TASK DESCRIPTION:
Locate the string "label" in the records below. Copy every line where it occurs.

PROVIDED ENTRIES:
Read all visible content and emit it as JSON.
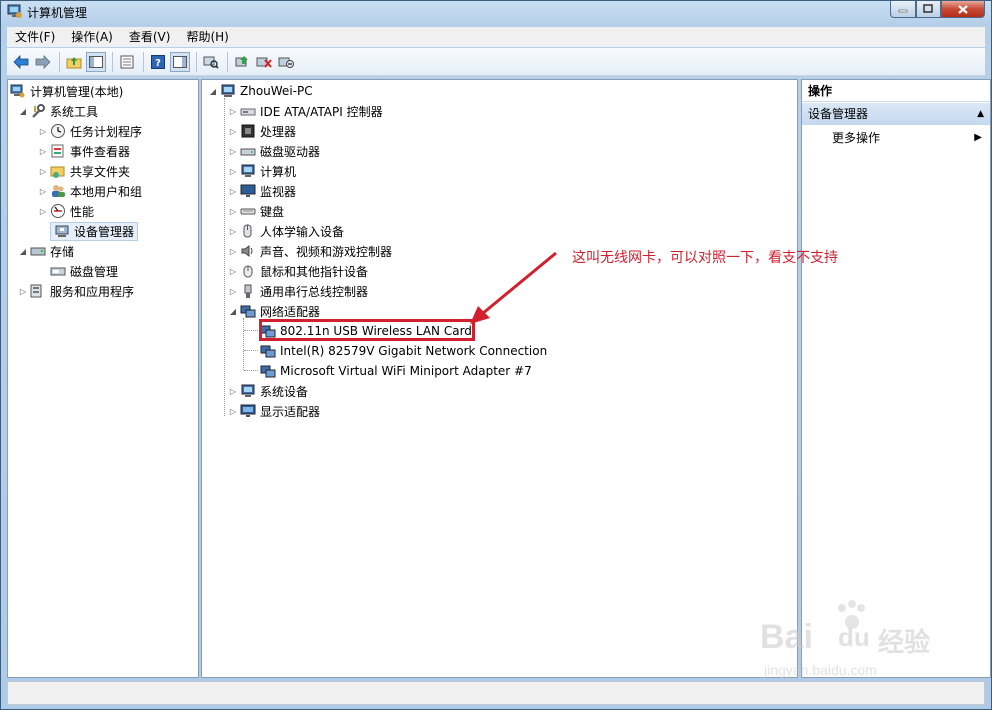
{
  "window": {
    "title": "计算机管理"
  },
  "menu": [
    "文件(F)",
    "操作(A)",
    "查看(V)",
    "帮助(H)"
  ],
  "toolbar_icons": [
    "back-icon",
    "forward-icon",
    "up-folder-icon",
    "show-hide-tree-icon",
    "export-list-icon",
    "help-icon",
    "show-hide-action-icon",
    "scan-hardware-icon",
    "update-driver-icon",
    "uninstall-icon",
    "disable-device-icon"
  ],
  "left_tree": [
    {
      "label": "计算机管理(本地)",
      "icon": "computer-management-icon"
    },
    {
      "label": "系统工具",
      "icon": "system-tools-icon"
    },
    {
      "label": "任务计划程序",
      "icon": "clock-icon"
    },
    {
      "label": "事件查看器",
      "icon": "event-viewer-icon"
    },
    {
      "label": "共享文件夹",
      "icon": "shared-folder-icon"
    },
    {
      "label": "本地用户和组",
      "icon": "users-icon"
    },
    {
      "label": "性能",
      "icon": "performance-icon"
    },
    {
      "label": "设备管理器",
      "icon": "device-manager-icon"
    },
    {
      "label": "存储",
      "icon": "storage-icon"
    },
    {
      "label": "磁盘管理",
      "icon": "disk-icon"
    },
    {
      "label": "服务和应用程序",
      "icon": "services-icon"
    }
  ],
  "device_tree": {
    "root": "ZhouWei-PC",
    "categories": [
      "IDE ATA/ATAPI 控制器",
      "处理器",
      "磁盘驱动器",
      "计算机",
      "监视器",
      "键盘",
      "人体学输入设备",
      "声音、视频和游戏控制器",
      "鼠标和其他指针设备",
      "通用串行总线控制器",
      "网络适配器",
      "系统设备",
      "显示适配器"
    ],
    "network_children": [
      "802.11n USB Wireless LAN Card",
      "Intel(R) 82579V Gigabit Network Connection",
      "Microsoft Virtual WiFi Miniport Adapter #7"
    ]
  },
  "actions": {
    "header": "操作",
    "section": "设备管理器",
    "more": "更多操作"
  },
  "annotation": "这叫无线网卡，可以对照一下，看支不支持",
  "watermark": {
    "brand": "Bai",
    "brand2": "du",
    "cn": "经验",
    "url": "jingyan.baidu.com"
  },
  "colors": {
    "annotation": "#d2202f",
    "titlebar": "#b7d0ea",
    "selection": "#e5eef9"
  }
}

SOLVED PROBLEM:
      "label": "计算机管理(本地)",
      "label": "系统工具",
      "label": "任务计划程序",
      "label": "事件查看器",
      "label": "共享文件夹",
      "label": "本地用户和组",
      "label": "性能",
      "label": "设备管理器",
      "label": "存储",
      "label": "磁盘管理",
      "label": "服务和应用程序",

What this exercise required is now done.